New Mexico boasts a total population of only about 1.5 million people, and thus feels unpopulated compared to the Washington DC area or the Northeast generally. Taos is never packed with people the way that Killington, Vermont, or even Vail can be.
The lack of crowds alone makes a long weekend at Taos worth the trip from Washington, DC, and the East. Taos Ski Valley is about an hour and 45 minute drive from Santa Fe, and about 2 hours and 45 minutes from Albuquerque. Most of the major U.S. carriers service Albuquerque International Airport, particularly Southwest Airlines, which offers Taos ski packages every winter.
I’ll be back here soon. In February two of my girlfriends and I will take an advanced ski lesson in our efforts to move up to an expert level. Those chutes on the Highline Ridge look extremely tempting and I can’t wait to gain the confidence to try them out and put my boy-toy Völkl’s up to a harder challenge.
Today certainly helped put the frightening memories of last spring and summer’s wildfires out of my mind. Although we have a long way to go before our severe drought is remedied, the large snowfall predicted for this el niño winter will help. It should also make for some awesome skiing. New Mexico has had more snow so far this fall than it did in all of 2001. Standing at the top lift 2 at Taos Ski Valley, looking across at 13,161 foot Wheeler Peak and conspiring to take on Juarez later this season, I know why I keep coming back here.
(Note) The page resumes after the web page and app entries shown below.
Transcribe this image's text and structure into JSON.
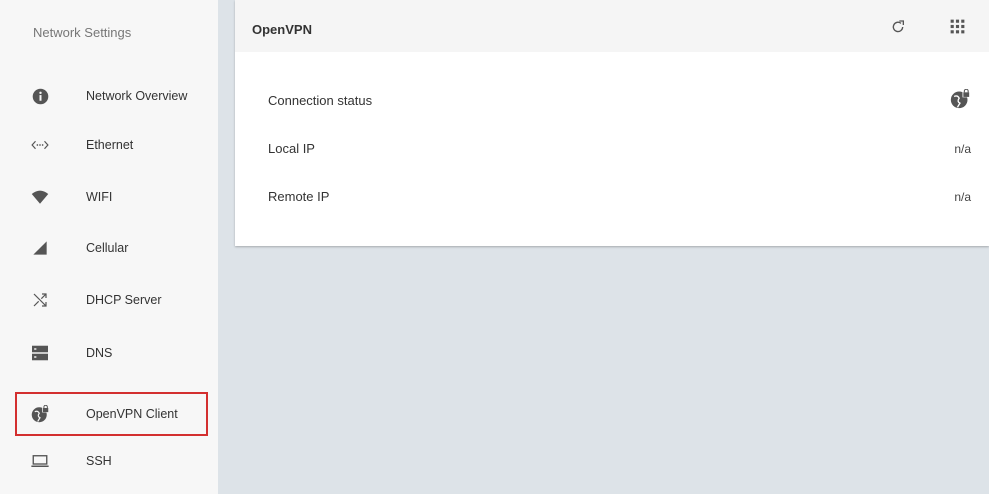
{
  "sidebar": {
    "title": "Network Settings",
    "items": [
      {
        "label": "Network Overview",
        "icon": "info-icon"
      },
      {
        "label": "Ethernet",
        "icon": "ethernet-icon"
      },
      {
        "label": "WIFI",
        "icon": "wifi-icon"
      },
      {
        "label": "Cellular",
        "icon": "cellular-signal-icon"
      },
      {
        "label": "DHCP Server",
        "icon": "shuffle-icon"
      },
      {
        "label": "DNS",
        "icon": "dns-server-icon"
      },
      {
        "label": "OpenVPN Client",
        "icon": "vpn-lock-icon",
        "selected": true
      },
      {
        "label": "SSH",
        "icon": "laptop-icon"
      }
    ]
  },
  "main": {
    "title": "OpenVPN",
    "header_icons": [
      "refresh-icon",
      "apps-grid-icon"
    ],
    "rows": [
      {
        "label": "Connection status",
        "value_icon": "vpn-lock-icon"
      },
      {
        "label": "Local IP",
        "value": "n/a"
      },
      {
        "label": "Remote IP",
        "value": "n/a"
      }
    ]
  },
  "colors": {
    "selection_border": "#d32f2f",
    "sidebar_bg": "#f7f7f7",
    "page_bg": "#dde3e8",
    "icon": "#555555"
  }
}
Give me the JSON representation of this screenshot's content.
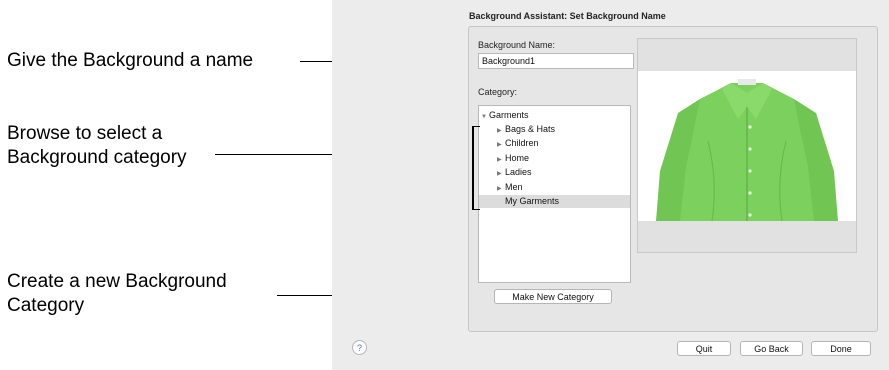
{
  "callouts": {
    "name": "Give the Background a name",
    "category_line1": "Browse to select a",
    "category_line2": "Background category",
    "new_line1": "Create a new Background",
    "new_line2": "Category"
  },
  "dialog": {
    "title": "Background Assistant: Set Background Name",
    "name_label": "Background Name:",
    "name_value": "Background1",
    "category_label": "Category:",
    "tree": [
      {
        "label": "Garments",
        "expanded": true
      },
      {
        "label": "Bags & Hats",
        "collapsed": true
      },
      {
        "label": "Children",
        "collapsed": true
      },
      {
        "label": "Home",
        "collapsed": true
      },
      {
        "label": "Ladies",
        "collapsed": true
      },
      {
        "label": "Men",
        "collapsed": true
      },
      {
        "label": "My Garments",
        "selected": true
      }
    ],
    "make_new_category": "Make New Category",
    "help": "?",
    "quit": "Quit",
    "go_back": "Go Back",
    "done": "Done"
  },
  "colors": {
    "shirt": "#7cd05e"
  }
}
Anne Fitzpatrick is a Washingtonian who lives in salary exile in Santa Fe and works at Los Alalmos National Laboratory in New Mexico. She will return to Washington, DC one of these years.